TASK TO CARRY OUT:
The number of lines in the entries below holding the word "selected" is all that is needed here.

Interface dataset entries
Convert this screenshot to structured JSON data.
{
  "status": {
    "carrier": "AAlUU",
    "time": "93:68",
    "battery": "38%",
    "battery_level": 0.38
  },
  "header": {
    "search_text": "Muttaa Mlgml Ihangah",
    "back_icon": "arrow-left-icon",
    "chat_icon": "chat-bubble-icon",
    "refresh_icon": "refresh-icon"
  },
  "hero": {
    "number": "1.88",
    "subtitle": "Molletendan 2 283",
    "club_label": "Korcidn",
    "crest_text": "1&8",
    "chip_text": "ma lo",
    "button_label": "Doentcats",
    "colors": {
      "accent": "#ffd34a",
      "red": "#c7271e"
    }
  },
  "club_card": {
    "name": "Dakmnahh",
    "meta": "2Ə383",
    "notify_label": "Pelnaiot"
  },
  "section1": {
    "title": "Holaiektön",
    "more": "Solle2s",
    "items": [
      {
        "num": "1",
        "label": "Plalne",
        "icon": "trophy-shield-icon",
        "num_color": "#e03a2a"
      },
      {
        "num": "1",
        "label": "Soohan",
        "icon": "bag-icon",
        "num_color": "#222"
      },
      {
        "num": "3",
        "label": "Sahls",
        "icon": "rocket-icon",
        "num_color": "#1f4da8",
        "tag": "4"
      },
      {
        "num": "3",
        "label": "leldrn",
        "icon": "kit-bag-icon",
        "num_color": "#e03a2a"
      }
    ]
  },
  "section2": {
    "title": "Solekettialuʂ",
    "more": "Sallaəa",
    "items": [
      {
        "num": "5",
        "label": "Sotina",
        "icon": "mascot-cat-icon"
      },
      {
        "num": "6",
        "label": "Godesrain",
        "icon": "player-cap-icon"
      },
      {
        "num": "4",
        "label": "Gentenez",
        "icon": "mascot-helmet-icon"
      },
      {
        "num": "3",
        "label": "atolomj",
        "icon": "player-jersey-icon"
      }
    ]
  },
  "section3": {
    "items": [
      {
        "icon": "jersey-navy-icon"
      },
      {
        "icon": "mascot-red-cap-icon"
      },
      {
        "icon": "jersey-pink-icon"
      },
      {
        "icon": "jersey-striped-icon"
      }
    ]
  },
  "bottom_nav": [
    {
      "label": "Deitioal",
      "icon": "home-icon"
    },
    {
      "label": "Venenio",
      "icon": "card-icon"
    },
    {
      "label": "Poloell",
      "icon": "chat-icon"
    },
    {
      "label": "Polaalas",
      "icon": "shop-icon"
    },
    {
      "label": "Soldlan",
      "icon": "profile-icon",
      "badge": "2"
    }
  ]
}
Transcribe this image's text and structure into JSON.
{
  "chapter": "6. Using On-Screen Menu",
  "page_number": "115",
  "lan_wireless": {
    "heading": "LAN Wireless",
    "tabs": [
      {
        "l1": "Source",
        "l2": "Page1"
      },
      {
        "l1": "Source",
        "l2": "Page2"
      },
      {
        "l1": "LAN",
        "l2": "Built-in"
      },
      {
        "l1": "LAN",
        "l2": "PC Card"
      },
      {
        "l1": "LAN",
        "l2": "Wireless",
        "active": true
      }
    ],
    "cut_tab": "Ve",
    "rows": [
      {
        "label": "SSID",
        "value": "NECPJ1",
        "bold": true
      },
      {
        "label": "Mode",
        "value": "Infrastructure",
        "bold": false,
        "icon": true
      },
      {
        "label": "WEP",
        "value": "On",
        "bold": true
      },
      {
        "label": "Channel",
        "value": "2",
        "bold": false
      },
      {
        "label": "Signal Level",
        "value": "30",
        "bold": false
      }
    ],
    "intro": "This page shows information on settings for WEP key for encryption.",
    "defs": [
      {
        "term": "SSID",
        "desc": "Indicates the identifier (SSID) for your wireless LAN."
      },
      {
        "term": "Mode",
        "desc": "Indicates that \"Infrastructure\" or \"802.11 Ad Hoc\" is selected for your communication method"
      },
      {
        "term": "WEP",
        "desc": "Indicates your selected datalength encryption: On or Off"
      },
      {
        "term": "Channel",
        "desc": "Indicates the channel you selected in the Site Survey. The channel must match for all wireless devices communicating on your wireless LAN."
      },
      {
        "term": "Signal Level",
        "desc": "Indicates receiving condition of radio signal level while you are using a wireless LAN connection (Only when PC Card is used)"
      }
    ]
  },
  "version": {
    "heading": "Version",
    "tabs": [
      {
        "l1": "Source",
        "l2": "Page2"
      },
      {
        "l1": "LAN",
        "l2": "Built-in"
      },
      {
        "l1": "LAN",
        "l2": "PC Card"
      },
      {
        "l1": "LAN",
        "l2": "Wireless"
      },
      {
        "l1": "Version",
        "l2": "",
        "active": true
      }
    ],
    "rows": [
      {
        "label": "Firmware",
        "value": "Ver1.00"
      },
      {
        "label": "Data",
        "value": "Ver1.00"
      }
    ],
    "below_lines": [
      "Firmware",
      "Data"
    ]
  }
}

RESPONSE BOX:
3